This is an NHS Service and is FREE of charge to certain patients
EHC is known as “morning after pill”
If you are not eligible for the free service you can still purchase the tablet after a brief consultation with the pharmacist.
All customers wanting to get the “morning after pill” will be required to talk to the pharmacist in our private consultation room. This is completely confidential and your pharmacist is a medical professional bound by the laws of confidentiality as your doctor is.
There is no need to ask at the counter for the pill, simply ask to speak to the pharmacist in private.
A woman can use emergency contraception to prevent pregnancy after having unprotected sex, or if a method of contraception has failed.
There are two methods of emergency contraception:
- the emergency contraceptive pill (the morning-after pill) – two types exist
- the copper intrauterine device (IUD) (Not available from Pharmacy)
Both of these methods are effective at preventing pregnancy if they are used soon after unprotected sex. However, the IUD is always 99.9% effective, whereas failures after Levonelle are not as rare.
Emergency contraceptive pill
There are two types of emergency contraceptive pill:
- Levonelle is the most commonly used. It can be taken up to three days (72 hours) after having unprotected sex, and is available free of charge on prescription or can be bought from your local pharmacy if you are over 16.
- ellaOne is a newer type of emergency contraceptive pill that can be taken up to five days (120 hours) after having unprotected sex. It is only available on prescription.
Most women can use the emergency contraceptive pill, including women who are breastfeeding and those who cannot usually use hormonal contraception (such as the combined pill or contraceptive patch).
The emergency contraceptive pill should not be used as a regular method of contraception.

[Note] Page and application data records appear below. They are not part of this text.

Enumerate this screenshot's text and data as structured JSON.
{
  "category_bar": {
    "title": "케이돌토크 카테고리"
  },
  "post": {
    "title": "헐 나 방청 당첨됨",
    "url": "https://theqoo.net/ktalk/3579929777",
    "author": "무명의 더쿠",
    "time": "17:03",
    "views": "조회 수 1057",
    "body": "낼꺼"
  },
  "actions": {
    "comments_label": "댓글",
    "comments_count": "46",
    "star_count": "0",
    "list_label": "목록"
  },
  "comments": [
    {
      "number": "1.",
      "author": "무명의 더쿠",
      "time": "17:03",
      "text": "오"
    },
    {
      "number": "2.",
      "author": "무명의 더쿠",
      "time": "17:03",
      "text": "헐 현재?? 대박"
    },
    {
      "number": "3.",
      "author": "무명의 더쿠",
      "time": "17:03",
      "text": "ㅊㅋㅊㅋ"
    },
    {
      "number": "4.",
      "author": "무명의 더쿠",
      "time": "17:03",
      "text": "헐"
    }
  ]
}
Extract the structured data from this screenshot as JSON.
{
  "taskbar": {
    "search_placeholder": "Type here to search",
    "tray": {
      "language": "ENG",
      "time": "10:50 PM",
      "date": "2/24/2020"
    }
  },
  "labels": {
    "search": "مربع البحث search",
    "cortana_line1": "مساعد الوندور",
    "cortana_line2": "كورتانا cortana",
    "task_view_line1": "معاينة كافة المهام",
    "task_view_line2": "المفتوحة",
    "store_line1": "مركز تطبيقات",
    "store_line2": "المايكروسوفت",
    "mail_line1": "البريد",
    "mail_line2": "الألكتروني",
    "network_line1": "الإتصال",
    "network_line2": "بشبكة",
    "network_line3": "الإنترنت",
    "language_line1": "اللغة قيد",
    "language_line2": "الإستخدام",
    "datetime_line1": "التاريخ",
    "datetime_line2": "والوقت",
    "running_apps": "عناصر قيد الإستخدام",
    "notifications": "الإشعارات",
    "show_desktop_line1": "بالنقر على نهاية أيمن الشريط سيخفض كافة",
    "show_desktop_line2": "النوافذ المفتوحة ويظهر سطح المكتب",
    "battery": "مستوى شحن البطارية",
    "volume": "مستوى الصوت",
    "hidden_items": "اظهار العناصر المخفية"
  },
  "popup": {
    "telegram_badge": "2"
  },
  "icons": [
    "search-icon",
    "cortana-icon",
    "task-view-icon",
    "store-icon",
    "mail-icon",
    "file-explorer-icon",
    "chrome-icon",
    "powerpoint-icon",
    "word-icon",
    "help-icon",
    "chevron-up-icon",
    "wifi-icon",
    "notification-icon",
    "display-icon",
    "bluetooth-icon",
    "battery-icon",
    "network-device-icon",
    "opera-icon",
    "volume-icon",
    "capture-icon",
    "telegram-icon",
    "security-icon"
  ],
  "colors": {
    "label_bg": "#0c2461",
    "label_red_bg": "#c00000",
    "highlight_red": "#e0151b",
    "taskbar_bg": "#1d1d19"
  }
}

A great source for futher information on Sexual health, contraception methods and safer sex can be found at http://www.fpa.org.uk/